Characterization of humoral immune responses to emerging viral pathogens

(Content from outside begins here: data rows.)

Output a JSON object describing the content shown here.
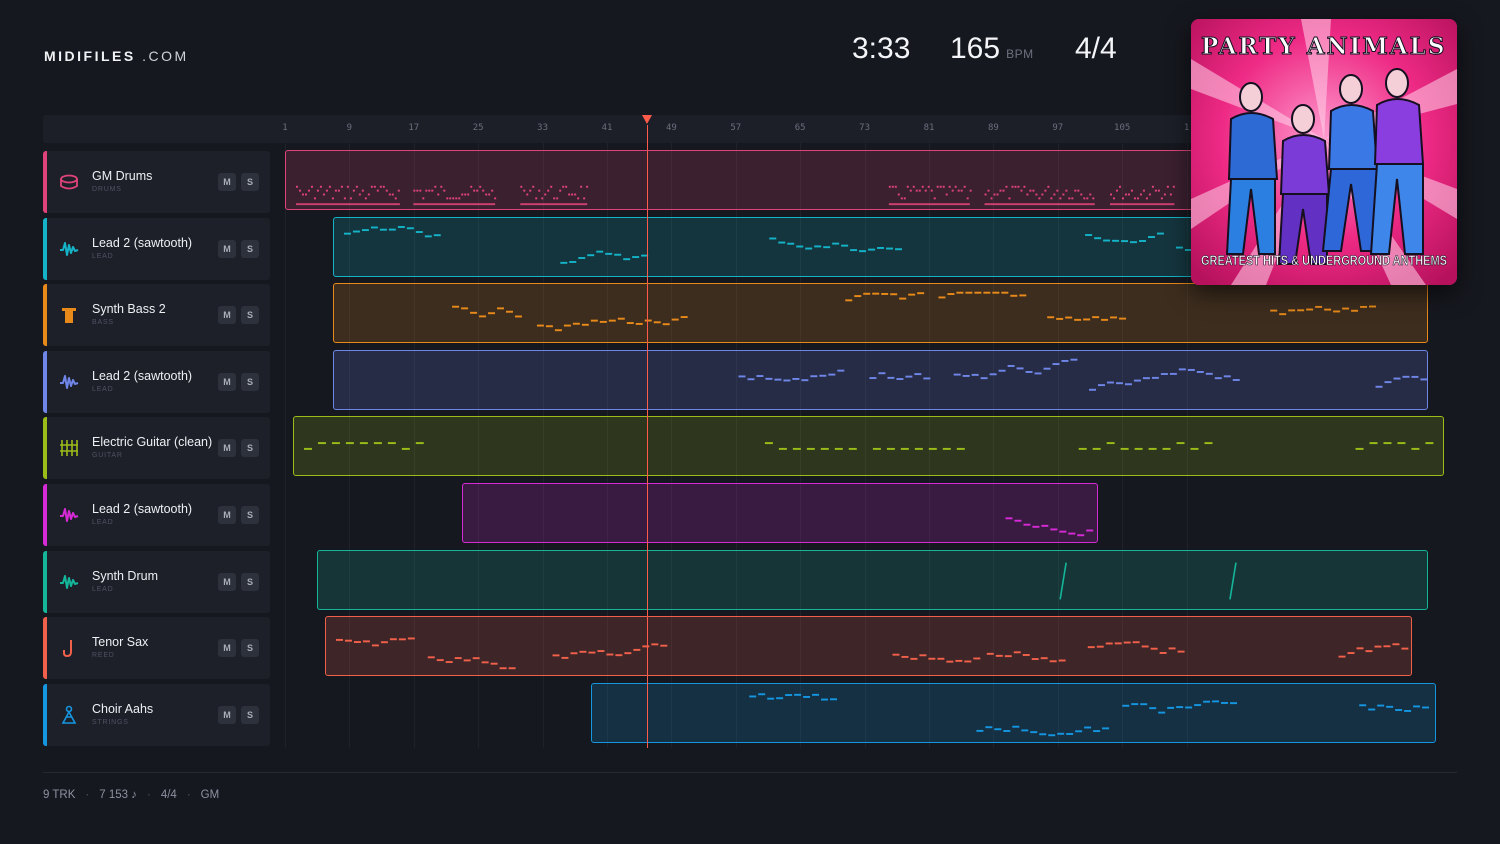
{
  "brand": {
    "bold": "MIDIFILES",
    "rest": ".COM"
  },
  "stats": {
    "duration": "3:33",
    "tempo": "165",
    "tempo_unit": "BPM",
    "time_signature": "4/4"
  },
  "ruler": {
    "ticks": [
      "1",
      "9",
      "17",
      "25",
      "33",
      "41",
      "49",
      "57",
      "65",
      "73",
      "81",
      "89",
      "97",
      "105",
      "1"
    ]
  },
  "playhead_bar": 46,
  "tracks": [
    {
      "name": "GM Drums",
      "category": "DRUMS",
      "color": "#e0437a",
      "icon": "drum-icon",
      "mute": "M",
      "solo": "S",
      "region": [
        1,
        124
      ],
      "style": "drums"
    },
    {
      "name": "Lead 2 (sawtooth)",
      "category": "LEAD",
      "color": "#14b3c7",
      "icon": "wave-icon",
      "mute": "M",
      "solo": "S",
      "region": [
        7,
        124
      ],
      "style": "lead"
    },
    {
      "name": "Synth Bass 2",
      "category": "BASS",
      "color": "#e88a1a",
      "icon": "bass-icon",
      "mute": "M",
      "solo": "S",
      "region": [
        7,
        143
      ],
      "style": "bass"
    },
    {
      "name": "Lead 2 (sawtooth)",
      "category": "LEAD",
      "color": "#6f86e8",
      "icon": "wave-icon",
      "mute": "M",
      "solo": "S",
      "region": [
        7,
        143
      ],
      "style": "lead"
    },
    {
      "name": "Electric Guitar (clean)",
      "category": "GUITAR",
      "color": "#9bbd18",
      "icon": "guitar-icon",
      "mute": "M",
      "solo": "S",
      "region": [
        2,
        145
      ],
      "style": "guitar"
    },
    {
      "name": "Lead 2 (sawtooth)",
      "category": "LEAD",
      "color": "#d62ad6",
      "icon": "wave-icon",
      "mute": "M",
      "solo": "S",
      "region": [
        23,
        102
      ],
      "style": "lead"
    },
    {
      "name": "Synth Drum",
      "category": "LEAD",
      "color": "#15b59a",
      "icon": "wave-icon",
      "mute": "M",
      "solo": "S",
      "region": [
        5,
        143
      ],
      "style": "synthdrum"
    },
    {
      "name": "Tenor Sax",
      "category": "REED",
      "color": "#f0604a",
      "icon": "sax-icon",
      "mute": "M",
      "solo": "S",
      "region": [
        6,
        141
      ],
      "style": "sax"
    },
    {
      "name": "Choir Aahs",
      "category": "STRINGS",
      "color": "#1596e0",
      "icon": "choir-icon",
      "mute": "M",
      "solo": "S",
      "region": [
        39,
        144
      ],
      "style": "choir"
    }
  ],
  "cover": {
    "title": "PARTY ANIMALS",
    "subtitle": "GREATEST HITS & UNDERGROUND ANTHEMS"
  },
  "footer": {
    "tracks": "9 TRK",
    "notes": "7 153 ♪",
    "meter": "4/4",
    "standard": "GM"
  }
}
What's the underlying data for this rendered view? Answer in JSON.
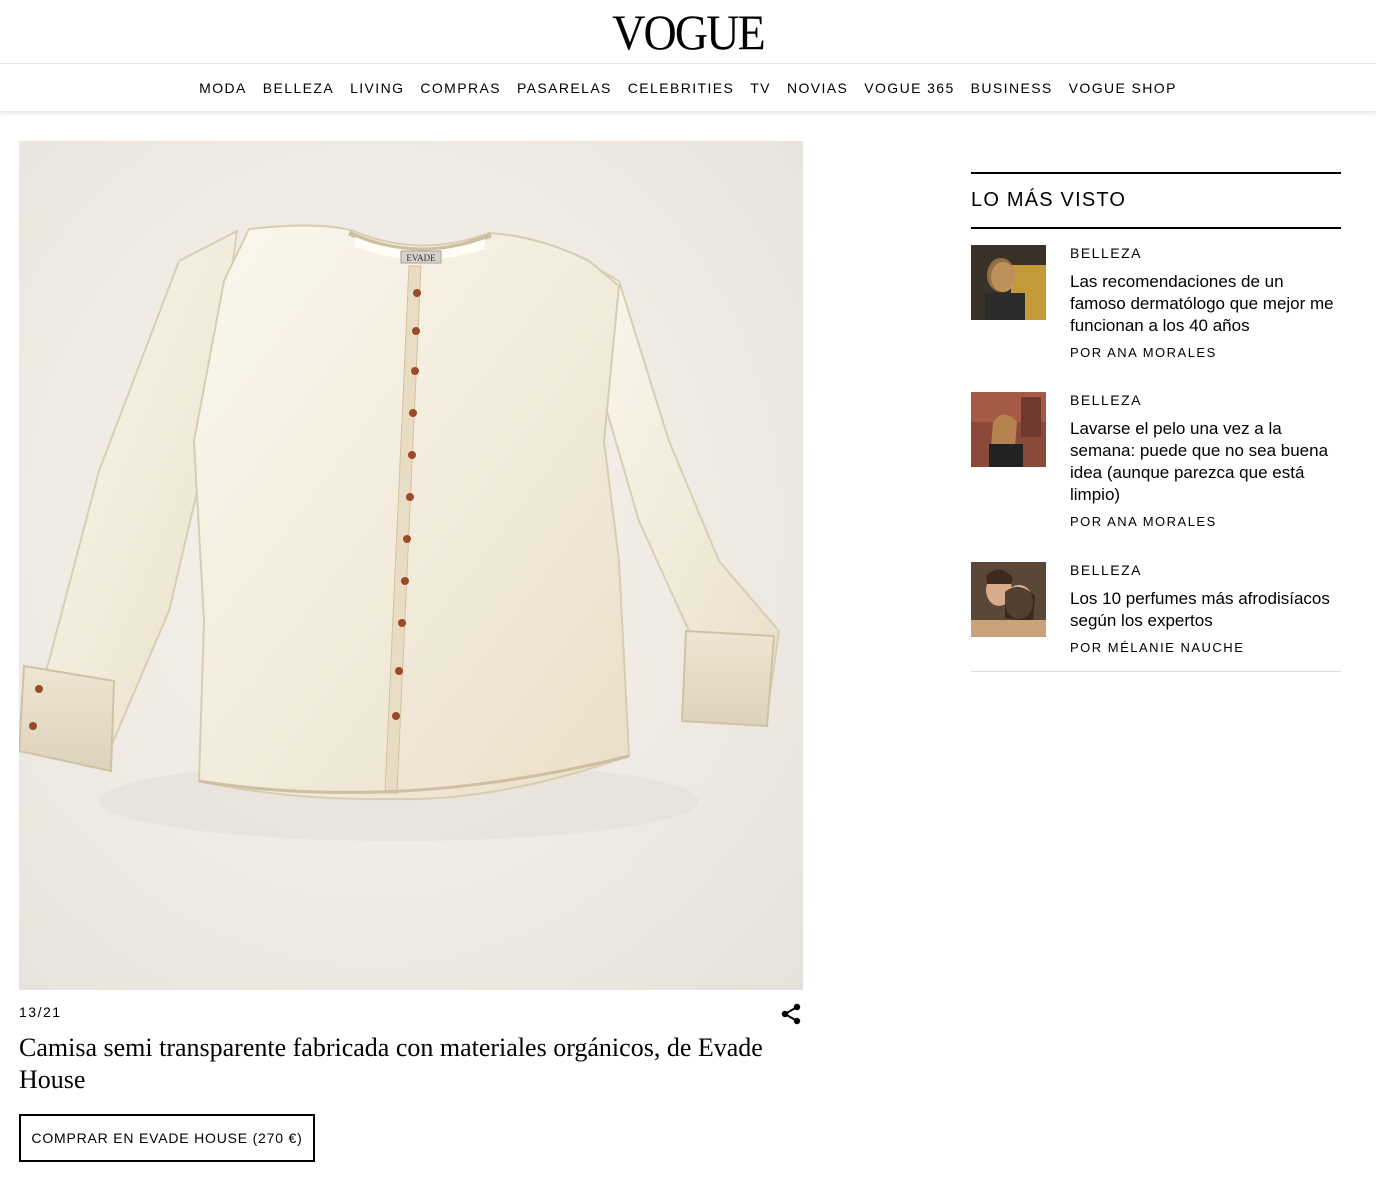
{
  "header": {
    "logo": "VOGUE"
  },
  "nav": [
    "MODA",
    "BELLEZA",
    "LIVING",
    "COMPRAS",
    "PASARELAS",
    "CELEBRITIES",
    "TV",
    "NOVIAS",
    "VOGUE 365",
    "BUSINESS",
    "VOGUE SHOP"
  ],
  "gallery": {
    "counter": "13/21",
    "caption": "Camisa semi transparente fabricada con materiales orgánicos, de Evade House",
    "buy_label": "COMPRAR EN EVADE HOUSE (270 €)",
    "label_tag": "EVADE",
    "share_icon": "share-icon"
  },
  "sidebar": {
    "heading": "LO MÁS VISTO",
    "items": [
      {
        "category": "BELLEZA",
        "title": "Las recomendaciones de un famoso dermatólogo que mejor me funcionan a los 40 años",
        "author": "POR ANA MORALES"
      },
      {
        "category": "BELLEZA",
        "title": "Lavarse el pelo una vez a la semana: puede que no sea buena idea (aunque parezca que está limpio)",
        "author": "POR ANA MORALES"
      },
      {
        "category": "BELLEZA",
        "title": "Los 10 perfumes más afrodisíacos según los expertos",
        "author": "POR MÉLANIE NAUCHE"
      }
    ]
  }
}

Emerging viruses represent a threat to global public health, and there is critical unmet need for therapeutics and vaccines for these agents. Arthropod-borne viruses (arboviruses) are a diverse group of viruses including Zika, Dengue, Yellow fever, and Chikungunya are emerging and re-emerging viruses that continue to pose a health risk to humans. Understanding the role of the antibody response to these infectious agents will allow rational design of treatments or vaccines for use in humans. Mayaro virus is an emerging threat that has infected children and adults in South and Central America. Mayaro is transmitted to humans by the bite of the Aedes mosquitos, which have a wide geographic range highlighting the potential of this virus to emerge in a large scale similar to Zika in 2014. Mayaro virus infection is characterized by fever, headache, myalgia, rash, prominent pain in the large joints, and association with rheumatic disease as a long-term consequence of infection. The goal of the research in the Crowe lab is to identify and characterize human monoclonal antibodies from the peripheral blood of recovered patient donors. Using advanced cloning and expression techniques, we will elucidate the interaction of neutralizing (and non-neutralizing) monoclonal antibodies to Mayaro virus for their binding affinity, neutralizing potency, and protective efficacy against infectious virus in cell-based and animal based models. This work will allow development of important therapeutics and inform Mayaro vaccine design with the goal of preventing or treating infection in the regions most threatened by this emerging human pathogen.
The student will be supervised daily by multiple senior members of the Crowe lab, with regular (bi-weekly meetings with Dr. Crowe with the research team to allow for development and discussion of ideas, research plans, and evaluation of results and data.
Primary: Jim Crowe